» WHAT THE TASK REQUIRES
For every line in the data below that contains "JSON", copy the line.

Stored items
########################################

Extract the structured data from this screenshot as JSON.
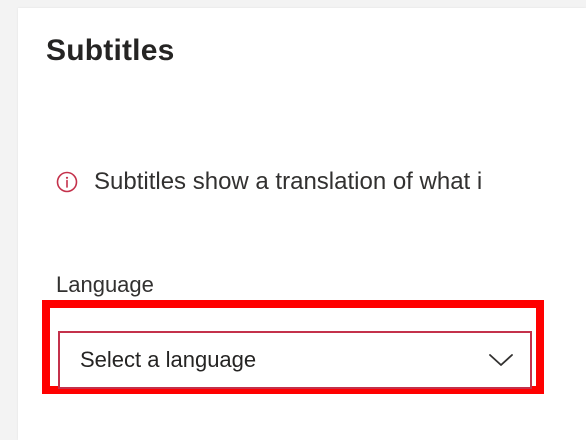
{
  "panel": {
    "title": "Subtitles",
    "info": {
      "icon": "info-icon",
      "text": "Subtitles show a translation of what i",
      "icon_color": "#c4314b"
    },
    "language": {
      "label": "Language",
      "select": {
        "value": "Select a language",
        "icon": "chevron-down-icon",
        "border_color": "#c4314b"
      }
    },
    "highlight_color": "#ff0000"
  }
}
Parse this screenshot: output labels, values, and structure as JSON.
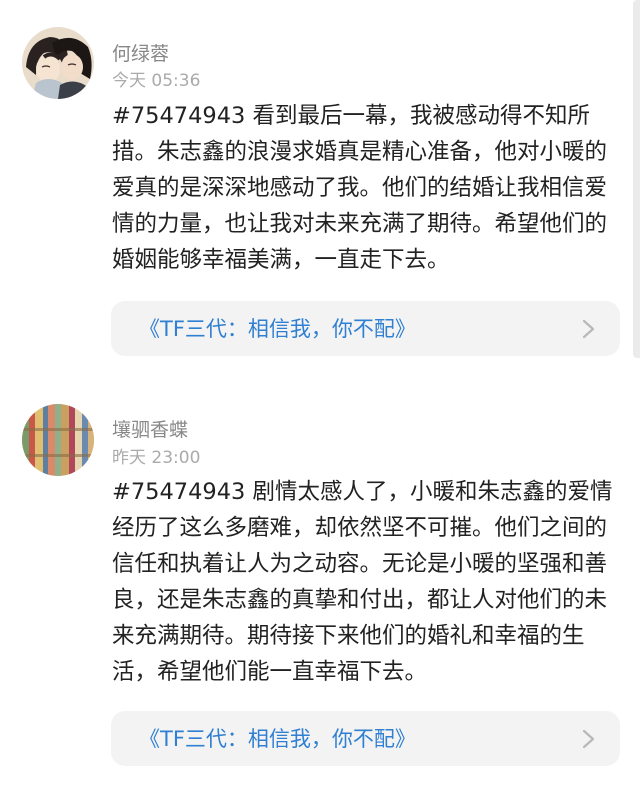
{
  "comments": [
    {
      "username": "何绿蓉",
      "timestamp": "今天 05:36",
      "text": "#75474943 看到最后一幕，我被感动得不知所措。朱志鑫的浪漫求婚真是精心准备，他对小暖的爱真的是深深地感动了我。他们的结婚让我相信爱情的力量，也让我对未来充满了期待。希望他们的婚姻能够幸福美满，一直走下去。",
      "link": "《TF三代：相信我，你不配》",
      "avatar_icon": "anime-couple-avatar"
    },
    {
      "username": "壤驷香蝶",
      "timestamp": "昨天 23:00",
      "text": "#75474943 剧情太感人了，小暖和朱志鑫的爱情经历了这么多磨难，却依然坚不可摧。他们之间的信任和执着让人为之动容。无论是小暖的坚强和善良，还是朱志鑫的真挚和付出，都让人对他们的未来充满期待。期待接下来他们的婚礼和幸福的生活，希望他们能一直幸福下去。",
      "link": "《TF三代：相信我，你不配》",
      "avatar_icon": "bookshelf-avatar"
    }
  ],
  "colors": {
    "link": "#2f7fd2",
    "card_background": "#f3f3f3",
    "meta_text": "#888888",
    "body_text": "#222222"
  }
}
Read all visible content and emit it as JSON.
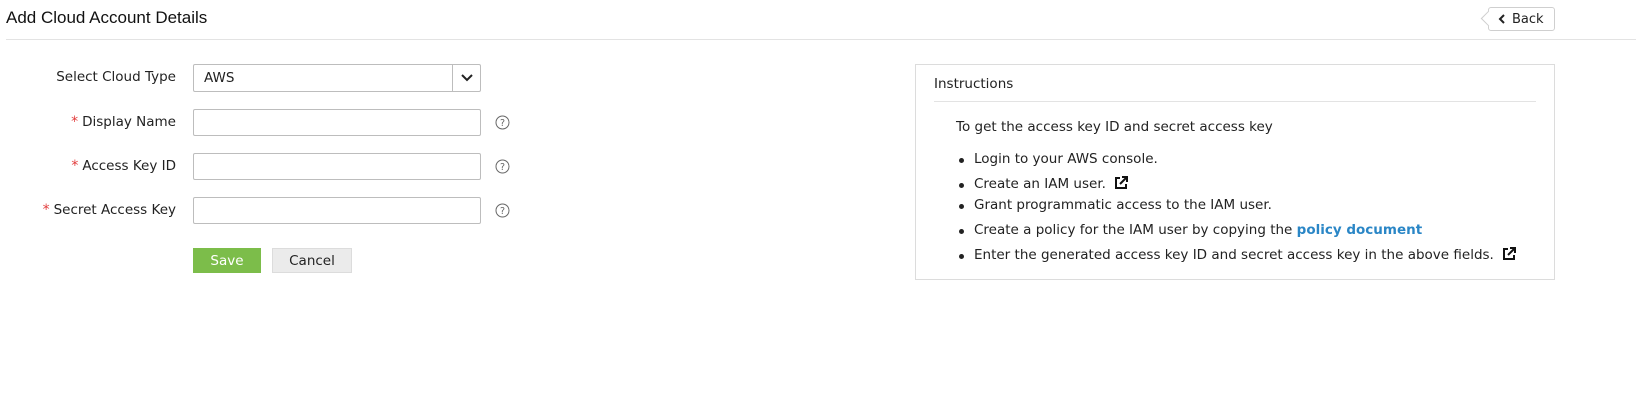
{
  "header": {
    "title": "Add Cloud Account Details",
    "back_label": "Back"
  },
  "form": {
    "cloud_type_label": "Select Cloud Type",
    "cloud_type_value": "AWS",
    "display_name_label": "Display Name",
    "display_name_value": "",
    "access_key_label": "Access Key ID",
    "access_key_value": "",
    "secret_key_label": "Secret Access Key",
    "secret_key_value": "",
    "required_marker": "*",
    "save_label": "Save",
    "cancel_label": "Cancel"
  },
  "instructions": {
    "title": "Instructions",
    "intro": "To get the access key ID and secret access key",
    "items": [
      {
        "text": "Login to your AWS console."
      },
      {
        "text": "Create an IAM user."
      },
      {
        "text": "Grant programmatic access to the IAM user."
      },
      {
        "text": "Create a policy for the IAM user by copying the ",
        "link": "policy document"
      },
      {
        "text": "Enter the generated access key ID and secret access key in the above fields."
      }
    ]
  },
  "colors": {
    "save": "#7cbd4a",
    "required": "#e23b3b",
    "link": "#2a86c6"
  },
  "icons": {
    "back": "chevron-left-icon",
    "dropdown": "chevron-down-icon",
    "help": "help-circle-icon",
    "external": "external-link-icon"
  }
}
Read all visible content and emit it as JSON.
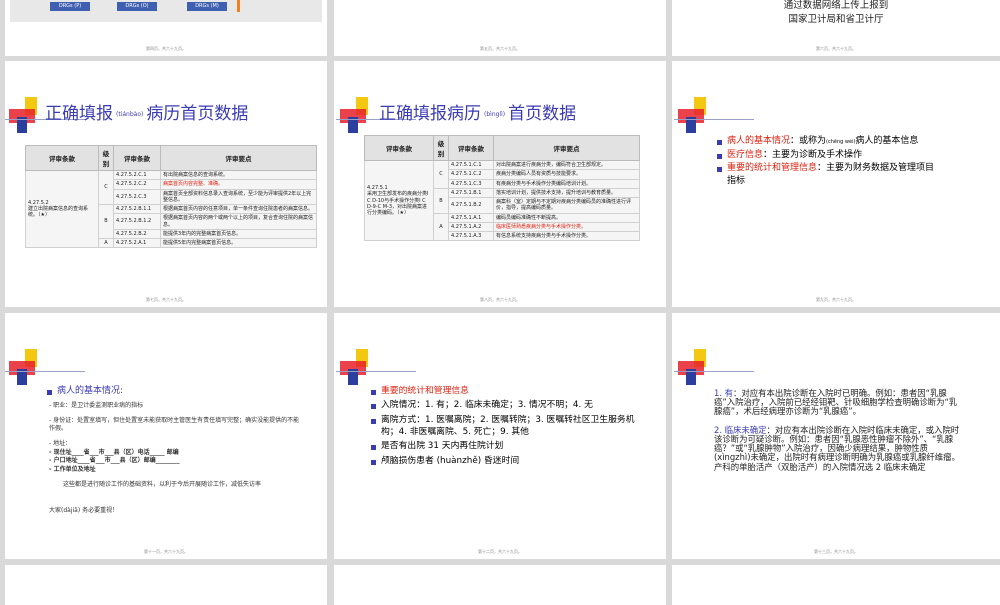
{
  "row1": {
    "s1": {
      "nodes": [
        "DRGs (P)",
        "DRGs (O)",
        "DRGs (M)"
      ],
      "footer": "第四页，共六十九页。"
    },
    "s2": {
      "footer": "第五页，共六十九页。"
    },
    "s3": {
      "lines": [
        "通过数据网络上传上报到",
        "国家卫计局和省卫计厅"
      ],
      "footer": "第六页，共六十九页。"
    }
  },
  "slide4": {
    "title_a": "正确填报",
    "title_ruby": "(tiánbào)",
    "title_b": "病历首页数据",
    "headers": [
      "评审条款",
      "级别",
      "评审条款",
      "评审要点"
    ],
    "left_cell": "4.27.5.2\n建立出院病案信息的查询系统。（★）",
    "rows": [
      {
        "level": "C",
        "code": "4.27.5.2.C.1",
        "text": "有出院病案信息的查询系统。",
        "red": false
      },
      {
        "level": "",
        "code": "4.27.5.2.C.2",
        "text": "病案首页内容完整、准确。",
        "red": true
      },
      {
        "level": "",
        "code": "4.27.5.2.C.3",
        "text": "病案首页全部资料信息录入查询系统，至少能为评审提供2年以上完整信息。",
        "red": false
      },
      {
        "level": "B",
        "code": "4.27.5.2.B.1.1",
        "text": "根据病案首页内容的任意项目，单一条件查询住院患者的病案信息。",
        "red": false
      },
      {
        "level": "",
        "code": "4.27.5.2.B.1.2",
        "text": "根据病案首页内容的两个或两个以上的项目，复合查询住院的病案信息。",
        "red": false
      },
      {
        "level": "",
        "code": "4.27.5.2.B.2",
        "text": "能提供3年内的完整病案首页信息。",
        "red": false
      },
      {
        "level": "A",
        "code": "4.27.5.2.A.1",
        "text": "能提供5年内完整病案首页信息。",
        "red": false
      }
    ],
    "footer": "第七页，共六十九页。"
  },
  "slide5": {
    "title_a": "正确填报病历",
    "title_ruby": "(bìnglì)",
    "title_b": "首页数据",
    "headers": [
      "评审条款",
      "级别",
      "评审条款",
      "评审要点"
    ],
    "left_cell": "4.27.5.1\n采用卫生部发布的疾病分类I C D-10与手术操作分类I C D-9-C M-3，对出院病案进行分类编码。（★）",
    "rows": [
      {
        "level": "C",
        "code": "4.27.5.1.C.1",
        "text": "对出院病案进行疾病分类，编码符合卫生部规定。",
        "red": false
      },
      {
        "level": "",
        "code": "4.27.5.1.C.2",
        "text": "疾病分类编码人员有资质与技能要求。",
        "red": false
      },
      {
        "level": "",
        "code": "4.27.5.1.C.3",
        "text": "有疾病分类与手术操作分类编码培训计划。",
        "red": false
      },
      {
        "level": "B",
        "code": "4.27.5.1.B.1",
        "text": "落实培训计划，提供技术支持，提升培训与教育质量。",
        "red": false
      },
      {
        "level": "",
        "code": "4.27.5.1.B.2",
        "text": "病案科（室）定期与不定期对疾病分类编码员的准确性进行评价，指导，提高编码质量。",
        "red": false
      },
      {
        "level": "A",
        "code": "4.27.5.1.A.1",
        "text": "编码员编码准确性不断提高。",
        "red": false
      },
      {
        "level": "",
        "code": "4.27.5.1.A.2",
        "text": "临床医师熟悉疾病分类与手术操作分类。",
        "red": true
      },
      {
        "level": "",
        "code": "4.27.5.1.A.3",
        "text": "有信息系统支持疾病分类与手术操作分类。",
        "red": false
      }
    ],
    "footer": "第八页，共六十九页。"
  },
  "slide6": {
    "b1_label": "病人的基本情况",
    "b1_a": "：或称为",
    "b1_ruby": "(chēng wéi)",
    "b1_b": "病人的基本信息",
    "b2_label": "医疗信息",
    "b2_text": "：主要为诊断及手术操作",
    "b3_label": "重要的统计和管理信息",
    "b3_text": "：主要为财务数据及管理项目指标",
    "footer": "第九页，共六十九页。"
  },
  "slide7": {
    "heading": "病人的基本情况:",
    "lines": [
      "- 职业：是卫计委监测职业病的指标",
      "",
      "- 身份证：处置室填写，但住处置室未能获取时主管医生有责任填写完整；确实没能提供的不能作假。",
      "",
      "- 地址：",
      "- 现住址____省___市___县（区）电话_____ 邮编",
      "- 户口地址____省___市___县（区）邮编________",
      "- 工作单位及地址",
      "",
      "这些都是进行随诊工作的基础资料，以利于今后开展随诊工作，减低失访率"
    ],
    "red_line": "大家(dàjiā) 务必要重视！",
    "footer": "第十一页，共六十九页。"
  },
  "slide8": {
    "heading": "重要的统计和管理信息",
    "items": [
      "入院情况：1. 有；2. 临床未确定；3. 情况不明；4. 无",
      "离院方式：1. 医嘱离院；2. 医嘱转院；3. 医嘱转社区卫生服务机构；4. 非医嘱离院、5. 死亡；9. 其他",
      "是否有出院 31 天内再住院计划",
      "颅脑损伤患者 (huànzhě) 昏迷时间"
    ],
    "footer": "第十二页，共六十九页。"
  },
  "slide9": {
    "p1_lead": "1. 有",
    "p1_text": "：对应有本出院诊断在入院时已明确。例如：患者因“乳腺癌”入院治疗，入院前已经经钼靶、针吸细胞学检查明确诊断为“乳腺癌”，术后经病理亦诊断为“乳腺癌”。",
    "p2_lead": "2. 临床未确定",
    "p2_text": "：对应有本出院诊断在入院时临床未确定，或入院时该诊断为可疑诊断。例如：患者因“乳腺恶性肿瘤不除外”、“乳腺癌？”或“乳腺肿物”入院治疗，因确少病理结果，肿物性质(xìngzhì)未确定，出院时有病理诊断明确为乳腺癌或乳腺纤维瘤。产科的单胎活产（双胎活产）的入院情况选 2 临床未确定",
    "footer": "第十三页，共六十九页。"
  }
}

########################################

» RESULT OF THIS TASK
Extract the structured data from this screenshot as JSON.
Parse this screenshot: output labels, values, and structure as JSON.
Read all visible content and emit it as JSON.
Read all visible content and emit it as JSON.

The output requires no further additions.